*** Begin section ***
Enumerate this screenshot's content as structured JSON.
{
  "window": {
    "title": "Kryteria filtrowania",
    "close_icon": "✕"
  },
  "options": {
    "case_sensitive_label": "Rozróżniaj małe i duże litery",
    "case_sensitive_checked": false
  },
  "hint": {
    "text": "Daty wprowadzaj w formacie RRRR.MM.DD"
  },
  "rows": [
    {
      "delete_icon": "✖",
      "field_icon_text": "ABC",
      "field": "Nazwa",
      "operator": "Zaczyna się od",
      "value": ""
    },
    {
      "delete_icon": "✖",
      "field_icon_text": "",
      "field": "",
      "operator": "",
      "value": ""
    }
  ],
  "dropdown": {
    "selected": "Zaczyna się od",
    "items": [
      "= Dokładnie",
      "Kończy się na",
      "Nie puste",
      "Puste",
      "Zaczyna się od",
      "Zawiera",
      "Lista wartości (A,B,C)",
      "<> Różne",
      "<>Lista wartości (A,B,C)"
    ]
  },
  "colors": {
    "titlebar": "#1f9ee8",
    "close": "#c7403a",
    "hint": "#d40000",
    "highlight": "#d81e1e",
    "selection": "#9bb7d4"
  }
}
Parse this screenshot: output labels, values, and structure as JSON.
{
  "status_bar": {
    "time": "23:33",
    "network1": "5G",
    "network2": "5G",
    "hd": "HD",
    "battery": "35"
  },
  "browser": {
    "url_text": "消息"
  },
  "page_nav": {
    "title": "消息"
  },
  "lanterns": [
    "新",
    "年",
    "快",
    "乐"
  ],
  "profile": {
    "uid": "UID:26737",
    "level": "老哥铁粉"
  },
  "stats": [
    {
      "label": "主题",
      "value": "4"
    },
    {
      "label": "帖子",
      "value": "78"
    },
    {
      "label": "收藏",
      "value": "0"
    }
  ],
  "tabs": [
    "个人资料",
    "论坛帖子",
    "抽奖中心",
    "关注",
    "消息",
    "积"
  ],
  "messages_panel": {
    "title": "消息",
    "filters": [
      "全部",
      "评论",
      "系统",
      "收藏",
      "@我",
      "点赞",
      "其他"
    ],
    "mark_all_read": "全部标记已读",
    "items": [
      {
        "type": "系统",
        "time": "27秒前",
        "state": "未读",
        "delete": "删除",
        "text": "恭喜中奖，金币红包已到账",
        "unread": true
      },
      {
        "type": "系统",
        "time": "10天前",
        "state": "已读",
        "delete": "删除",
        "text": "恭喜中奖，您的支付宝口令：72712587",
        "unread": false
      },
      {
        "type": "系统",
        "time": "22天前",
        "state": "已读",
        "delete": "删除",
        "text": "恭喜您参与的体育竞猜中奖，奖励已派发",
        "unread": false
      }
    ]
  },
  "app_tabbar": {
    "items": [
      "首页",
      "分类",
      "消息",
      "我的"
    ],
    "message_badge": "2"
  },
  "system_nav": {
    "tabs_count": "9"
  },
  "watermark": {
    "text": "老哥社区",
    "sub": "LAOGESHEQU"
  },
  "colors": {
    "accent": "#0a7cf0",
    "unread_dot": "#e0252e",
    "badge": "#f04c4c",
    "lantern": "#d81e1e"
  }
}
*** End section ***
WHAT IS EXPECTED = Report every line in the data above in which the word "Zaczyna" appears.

SOLUTION TO THIS EXERCISE =
      "operator": "Zaczyna się od",
    "selected": "Zaczyna się od",
      "Zaczyna się od",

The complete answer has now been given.